A filmmaker in Los Angeles, Michal Wronski, 30, is Anna's closest blood relative, her nephew, and Andrew's godfather.
The day after Anna was reported missing, Wronski flew to Philadelphia, meeting Janina at the airport. They called Gould. He was at Andrew's swim practice, Janina said. Gould said he would meet them, but he was trying to maintain Andrew's routine, Wronski said.
Gould told her he had no idea where Anna was and logistics involving a layover on her planned flight to Poland had led her to cancel the trip, Janina said.
At first, Gould cooperated with police, Roberts said, but "at this point he is not cooperating with us at all."
Asked if Gould was a person of interest, Roberts said,
"I won't say that he's not.

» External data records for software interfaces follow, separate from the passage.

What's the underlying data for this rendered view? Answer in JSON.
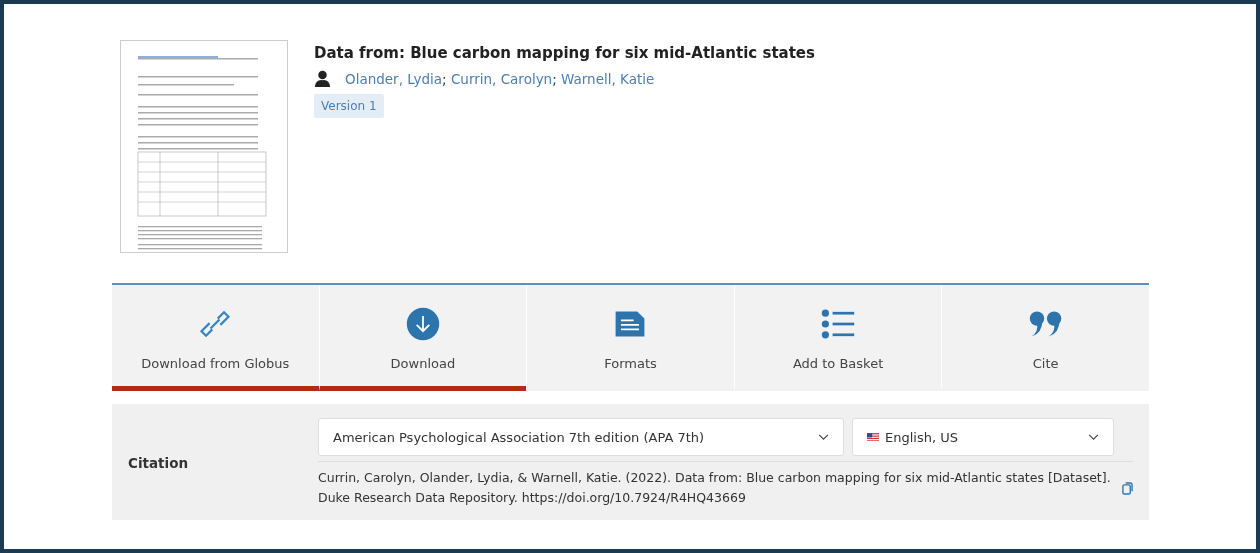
{
  "record": {
    "title": "Data from: Blue carbon mapping for six mid-Atlantic states",
    "authors": [
      {
        "name": "Olander, Lydia"
      },
      {
        "name": "Currin, Carolyn"
      },
      {
        "name": "Warnell, Katie"
      }
    ],
    "author_separator": ";",
    "version": "Version 1"
  },
  "actions": [
    {
      "label": "Download from Globus",
      "kind": "link",
      "selected": true
    },
    {
      "label": "Download",
      "kind": "download",
      "selected": true
    },
    {
      "label": "Formats",
      "kind": "document",
      "selected": false
    },
    {
      "label": "Add to Basket",
      "kind": "list",
      "selected": false
    },
    {
      "label": "Cite",
      "kind": "quote",
      "selected": false
    }
  ],
  "citation": {
    "label": "Citation",
    "style": "American Psychological Association 7th edition (APA 7th)",
    "language": "English, US",
    "text": "Currin, Carolyn, Olander, Lydia, & Warnell, Katie. (2022). Data from: Blue carbon mapping for six mid-Atlantic states [Dataset]. Duke Research Data Repository. https://doi.org/10.7924/R4HQ43669"
  }
}
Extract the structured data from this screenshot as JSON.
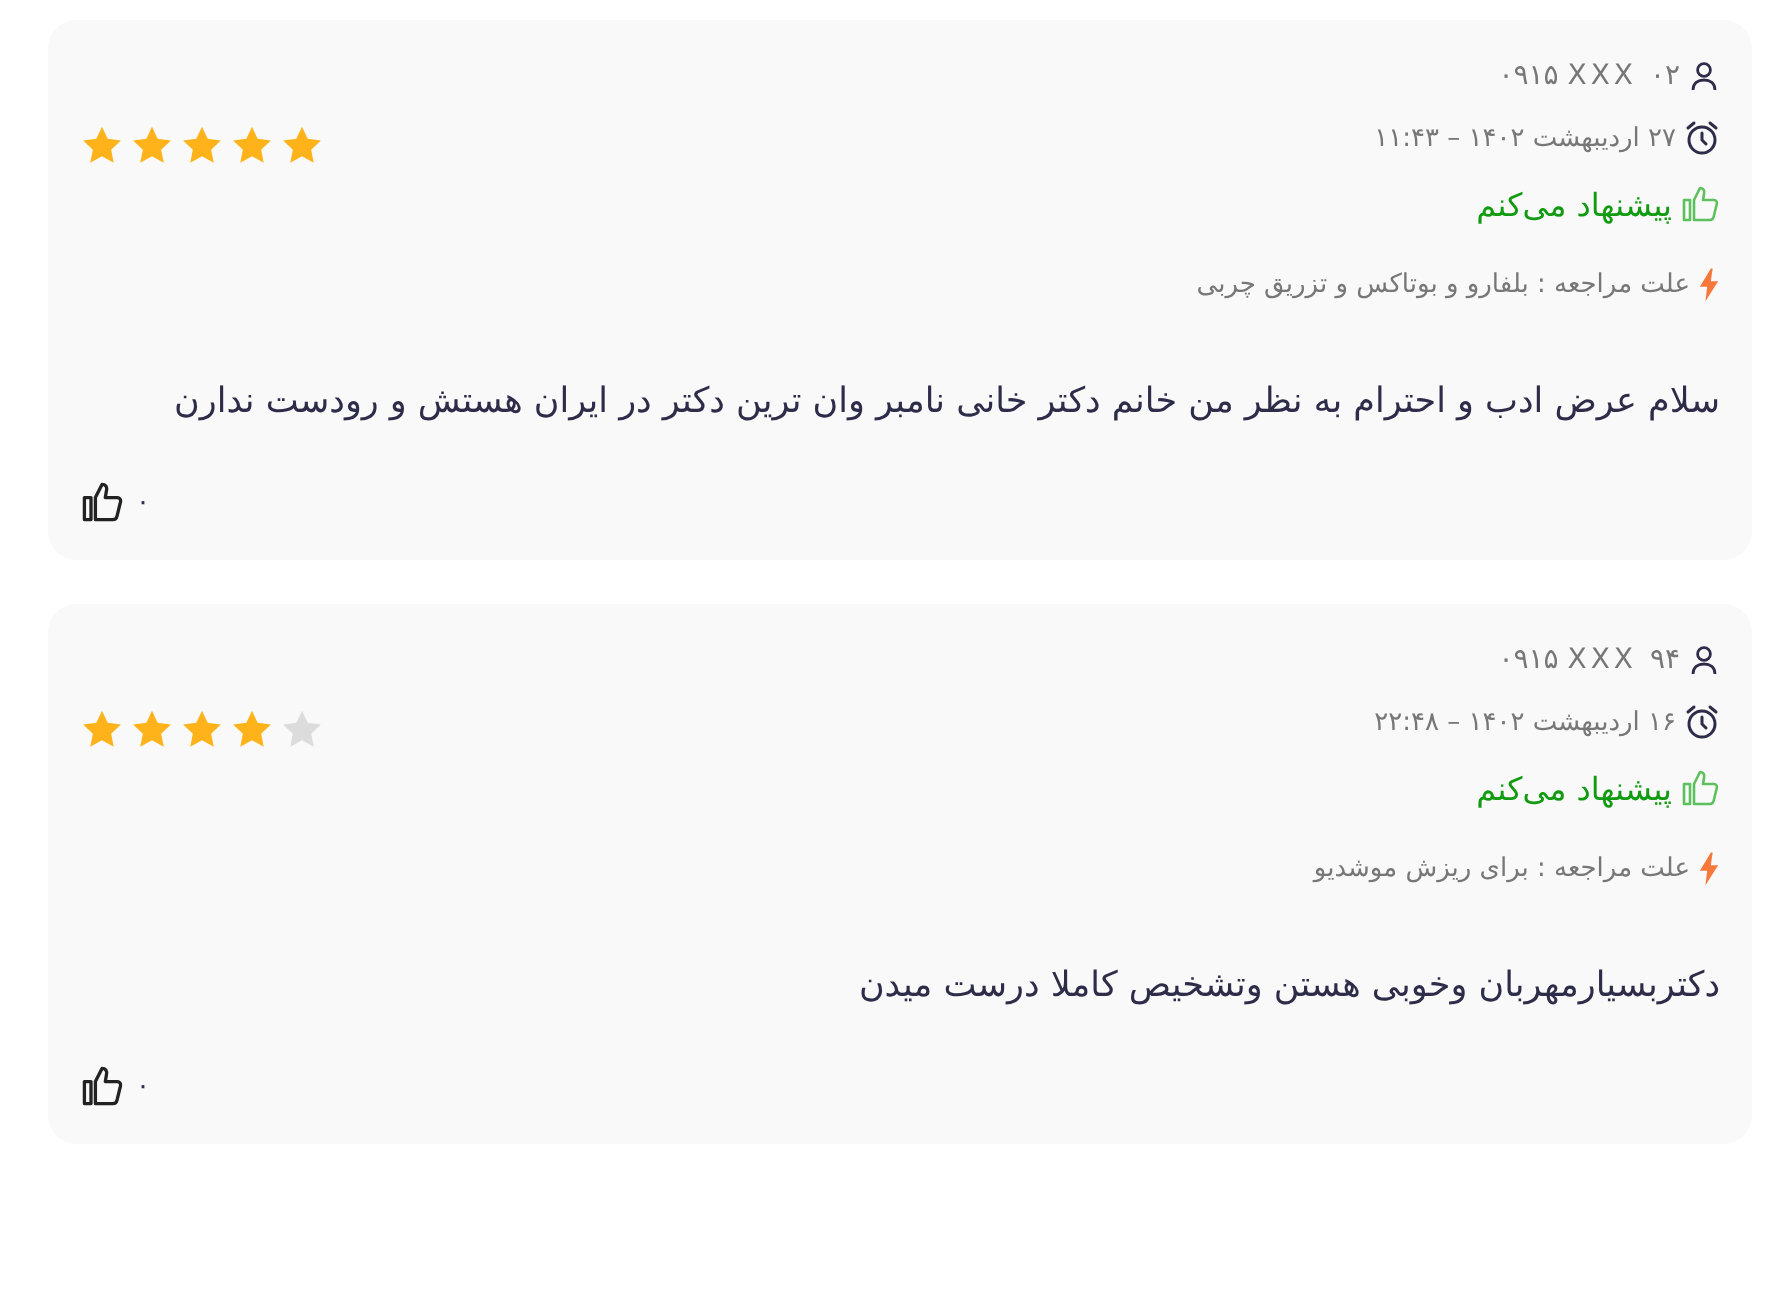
{
  "reviews": [
    {
      "user": "۰۹۱۵ XXX ۰۲",
      "date": "۲۷ اردیبهشت ۱۴۰۲ – ۱۱:۴۳",
      "recommend": "پیشنهاد می‌کنم",
      "reason": "علت مراجعه : بلفارو و بوتاکس و تزریق چربی",
      "stars": 5,
      "text": "سلام عرض ادب و احترام به نظر من خانم دکتر خانی نامبر وان ترین دکتر در ایران هستش و رودست ندارن",
      "likes": "۰"
    },
    {
      "user": "۰۹۱۵ XXX ۹۴",
      "date": "۱۶ اردیبهشت ۱۴۰۲ – ۲۲:۴۸",
      "recommend": "پیشنهاد می‌کنم",
      "reason": "علت مراجعه : برای ریزش موشدیو",
      "stars": 4,
      "text": "دکتربسیارمهربان وخوبی هستن وتشخیص کاملا درست میدن",
      "likes": "۰"
    }
  ]
}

I also wouldn't rule out anybody else."
Police have searched the Chester County area, Roberts said, and multiple residences. (Anna had two homes: the Malvern home on Hedgerow Lane and a West Chester townhouse, which she purchased before meeting Gould.)
Hopkins said it was his understanding that Anna's phone and wallet never left her Malvern house — a detail that alarmed coworkers, who said Anna was attached to her phone.
Anna came to the United States in 1997 to pursue a graduate degree in actuarial mathematics at the University of Louisville, Janina said. She followed her then-boyfriend, who had come over from Poland to start classes there a year before.
Her ex-boyfriend, who lives in California now, asked not to be named due to the ongoing investigation. He said he and Anna broke up when she moved to West Chester for a job at ING, which would become Voya.
Anna met Gould on a ski trip in the mid-2000s, her mother said.
"She thought he had no flaws," Janina said. Gould seemed infatuated with Anna, too, and they married in 2006.
The marriage looked like a happy one, Janina said, until Andrew was born and Gould developed "eyes only for Andrew," which caused Anna to feel less close to her husband.
After Anna suffered a miscarriage in 2016, she was treated for depression, Janina said, and began to feel better.
But during the last phone call with her daughter, Janina said, she sensed Anna was in a bad mood. She said she wishes she had asked if anything was wrong.
Hopkins' calendar is full of depressing reminders. With Greater Philadelphia Search and Rescue, he has worked about 250 missing persons cases. Anna's story gnaws at him.
He often thinks about Toni Sharpless, the Downingtown mother who disappeared in 2009 after leaving the Penn Valley home of a then-76ers guard. For eight years, Sharpless' case has gone unsolved. He hopes Anna's family is not left waiting that long.
Anna's friends still communicate on the "Finding Anna" Facebook group, sharing updates and planning vigils. Anna's parents know the odds are slim, but they have faith their daughter could be found alive, Janina said, citing a Polish saying.
It translates to "Hope dies last."
Authorities ask anyone with information about Anna's disappearance to call the Pennsylvania State Police at 610-486-6280.